But ZACC opposed the application and sought its dismissal on the basis that it was not urgent and that she failed to establish the irreparable harm affecting her following the seizure of the vehicles.
In his ruling against the urgent application, Justice Neville Munyaniso Wamambo, noted that the matter did not qualify to be treated as urgent and removed it from the roll.
“I find that applicant being rendered a pedestrian is not irredeemable harm. She can seek alternative transport in the meanwhile,” said the judge.
Urgent applications over use of property or assets are designed to prevent any harm that cannot be reversed while the longer legal processes are being played out.
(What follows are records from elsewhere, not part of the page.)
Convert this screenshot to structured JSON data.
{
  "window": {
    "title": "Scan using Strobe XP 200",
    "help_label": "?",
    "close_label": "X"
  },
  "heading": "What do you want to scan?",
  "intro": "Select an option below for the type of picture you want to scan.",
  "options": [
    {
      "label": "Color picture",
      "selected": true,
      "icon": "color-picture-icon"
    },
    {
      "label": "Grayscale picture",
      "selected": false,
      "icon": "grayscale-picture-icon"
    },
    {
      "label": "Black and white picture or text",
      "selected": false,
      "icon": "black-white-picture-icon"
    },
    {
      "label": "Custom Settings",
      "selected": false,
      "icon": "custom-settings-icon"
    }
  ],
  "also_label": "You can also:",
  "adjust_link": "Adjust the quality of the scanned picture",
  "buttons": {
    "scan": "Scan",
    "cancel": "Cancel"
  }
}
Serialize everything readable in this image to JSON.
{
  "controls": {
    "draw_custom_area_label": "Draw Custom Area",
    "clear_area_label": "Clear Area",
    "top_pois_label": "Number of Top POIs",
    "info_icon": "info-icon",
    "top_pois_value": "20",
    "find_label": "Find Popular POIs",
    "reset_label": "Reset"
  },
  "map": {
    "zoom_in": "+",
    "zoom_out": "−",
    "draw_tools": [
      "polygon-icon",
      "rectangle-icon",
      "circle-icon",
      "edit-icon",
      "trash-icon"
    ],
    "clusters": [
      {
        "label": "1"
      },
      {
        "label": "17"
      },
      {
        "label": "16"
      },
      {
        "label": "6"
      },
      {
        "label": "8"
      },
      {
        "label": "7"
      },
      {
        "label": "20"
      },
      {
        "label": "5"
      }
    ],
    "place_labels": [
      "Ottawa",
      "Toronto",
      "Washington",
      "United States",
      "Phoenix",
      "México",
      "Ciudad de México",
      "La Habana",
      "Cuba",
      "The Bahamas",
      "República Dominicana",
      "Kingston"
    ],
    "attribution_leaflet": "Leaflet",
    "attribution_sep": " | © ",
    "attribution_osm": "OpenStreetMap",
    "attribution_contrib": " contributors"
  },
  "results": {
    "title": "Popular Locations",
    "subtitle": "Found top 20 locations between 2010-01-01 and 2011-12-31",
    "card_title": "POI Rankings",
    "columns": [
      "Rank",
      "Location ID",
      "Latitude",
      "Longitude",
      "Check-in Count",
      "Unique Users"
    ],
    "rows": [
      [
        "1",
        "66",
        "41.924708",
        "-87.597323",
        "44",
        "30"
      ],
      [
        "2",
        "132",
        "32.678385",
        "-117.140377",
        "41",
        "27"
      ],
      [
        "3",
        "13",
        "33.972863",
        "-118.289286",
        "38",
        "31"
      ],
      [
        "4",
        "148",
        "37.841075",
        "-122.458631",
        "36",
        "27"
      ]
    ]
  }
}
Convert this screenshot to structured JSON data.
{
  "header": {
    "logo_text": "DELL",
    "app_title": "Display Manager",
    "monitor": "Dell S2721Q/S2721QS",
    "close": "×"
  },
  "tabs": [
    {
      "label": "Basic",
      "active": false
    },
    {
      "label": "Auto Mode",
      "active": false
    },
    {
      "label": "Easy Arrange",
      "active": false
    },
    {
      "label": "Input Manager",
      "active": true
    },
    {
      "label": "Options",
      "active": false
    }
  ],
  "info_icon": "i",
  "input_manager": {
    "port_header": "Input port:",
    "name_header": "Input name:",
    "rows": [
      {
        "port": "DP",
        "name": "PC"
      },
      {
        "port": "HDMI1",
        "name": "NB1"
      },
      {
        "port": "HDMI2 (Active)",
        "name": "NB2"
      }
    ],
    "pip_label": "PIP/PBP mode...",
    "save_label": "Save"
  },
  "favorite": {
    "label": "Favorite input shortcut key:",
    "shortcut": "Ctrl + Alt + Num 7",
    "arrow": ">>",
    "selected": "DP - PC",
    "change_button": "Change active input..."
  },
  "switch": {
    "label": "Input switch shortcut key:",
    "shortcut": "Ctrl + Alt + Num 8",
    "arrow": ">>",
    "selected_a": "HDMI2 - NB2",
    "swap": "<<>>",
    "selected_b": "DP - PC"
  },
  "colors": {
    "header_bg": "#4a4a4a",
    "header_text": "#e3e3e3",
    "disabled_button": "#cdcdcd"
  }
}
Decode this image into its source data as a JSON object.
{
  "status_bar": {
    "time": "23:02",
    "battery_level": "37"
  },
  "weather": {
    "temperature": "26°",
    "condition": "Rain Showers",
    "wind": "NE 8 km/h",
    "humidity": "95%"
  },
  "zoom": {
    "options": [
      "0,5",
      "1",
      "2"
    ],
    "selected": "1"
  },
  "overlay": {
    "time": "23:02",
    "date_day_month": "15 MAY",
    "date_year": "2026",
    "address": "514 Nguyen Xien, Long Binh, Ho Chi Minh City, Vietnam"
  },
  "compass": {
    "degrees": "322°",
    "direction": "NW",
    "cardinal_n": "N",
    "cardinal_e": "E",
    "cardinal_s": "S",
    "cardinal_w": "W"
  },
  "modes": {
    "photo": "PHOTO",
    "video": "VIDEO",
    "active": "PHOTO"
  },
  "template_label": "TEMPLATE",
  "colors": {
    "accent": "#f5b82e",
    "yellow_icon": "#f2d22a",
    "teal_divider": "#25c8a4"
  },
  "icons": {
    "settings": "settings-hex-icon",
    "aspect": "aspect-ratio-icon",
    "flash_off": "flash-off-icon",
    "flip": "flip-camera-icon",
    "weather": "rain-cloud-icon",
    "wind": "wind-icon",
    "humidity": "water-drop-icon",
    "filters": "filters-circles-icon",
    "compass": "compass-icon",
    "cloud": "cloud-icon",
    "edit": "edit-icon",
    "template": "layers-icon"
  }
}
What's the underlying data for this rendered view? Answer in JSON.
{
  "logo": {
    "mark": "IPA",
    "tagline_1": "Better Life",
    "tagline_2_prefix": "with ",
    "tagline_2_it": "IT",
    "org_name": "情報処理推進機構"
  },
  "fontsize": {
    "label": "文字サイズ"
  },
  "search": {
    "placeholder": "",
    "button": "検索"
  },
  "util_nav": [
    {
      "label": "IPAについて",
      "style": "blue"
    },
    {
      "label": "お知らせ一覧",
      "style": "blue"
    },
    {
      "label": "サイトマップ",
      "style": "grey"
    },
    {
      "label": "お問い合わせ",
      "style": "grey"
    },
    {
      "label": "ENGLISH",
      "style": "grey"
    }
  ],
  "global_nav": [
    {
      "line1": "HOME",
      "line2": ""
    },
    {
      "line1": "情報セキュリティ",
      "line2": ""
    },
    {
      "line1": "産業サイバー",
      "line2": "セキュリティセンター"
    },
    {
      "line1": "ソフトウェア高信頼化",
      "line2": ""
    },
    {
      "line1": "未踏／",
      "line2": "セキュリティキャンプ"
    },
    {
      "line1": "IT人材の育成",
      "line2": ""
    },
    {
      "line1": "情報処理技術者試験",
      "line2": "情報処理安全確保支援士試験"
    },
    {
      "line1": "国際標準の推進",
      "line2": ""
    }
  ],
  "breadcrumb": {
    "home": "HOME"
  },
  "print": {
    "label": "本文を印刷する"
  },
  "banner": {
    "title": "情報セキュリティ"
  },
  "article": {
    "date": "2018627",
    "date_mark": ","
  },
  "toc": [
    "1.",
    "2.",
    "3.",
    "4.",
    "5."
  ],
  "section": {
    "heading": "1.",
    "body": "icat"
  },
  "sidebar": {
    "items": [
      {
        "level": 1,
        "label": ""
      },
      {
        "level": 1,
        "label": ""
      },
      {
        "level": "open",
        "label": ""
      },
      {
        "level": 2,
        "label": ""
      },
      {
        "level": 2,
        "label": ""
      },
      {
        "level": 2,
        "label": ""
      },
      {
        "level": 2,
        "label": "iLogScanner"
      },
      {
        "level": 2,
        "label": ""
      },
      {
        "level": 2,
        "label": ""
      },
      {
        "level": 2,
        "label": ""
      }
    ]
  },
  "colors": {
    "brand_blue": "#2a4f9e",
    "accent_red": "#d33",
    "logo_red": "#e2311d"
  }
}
The court also noted that it was improbable that damage could occur on the vehicles while in the custody of a Government entity, and the risk was too low to warrant the court to release them.
“I am mindful that there are rules, regulations and procedures aimed at preserving property lawfully seized,” said Justice Wamambo.
“The same would apply to the issue of compensation. In any case, nothing can stop applicant from suing the relevant government entity if damage is visited upon the vehicles.”
ZACC investigations established that Kalira allegedly stole from NetOne through an airtime voucher scam committed over a period of two years.
He was arrested after anxious colleagues tipped off ZACC after noticing that his lifestyle that suddenly improved tremendously.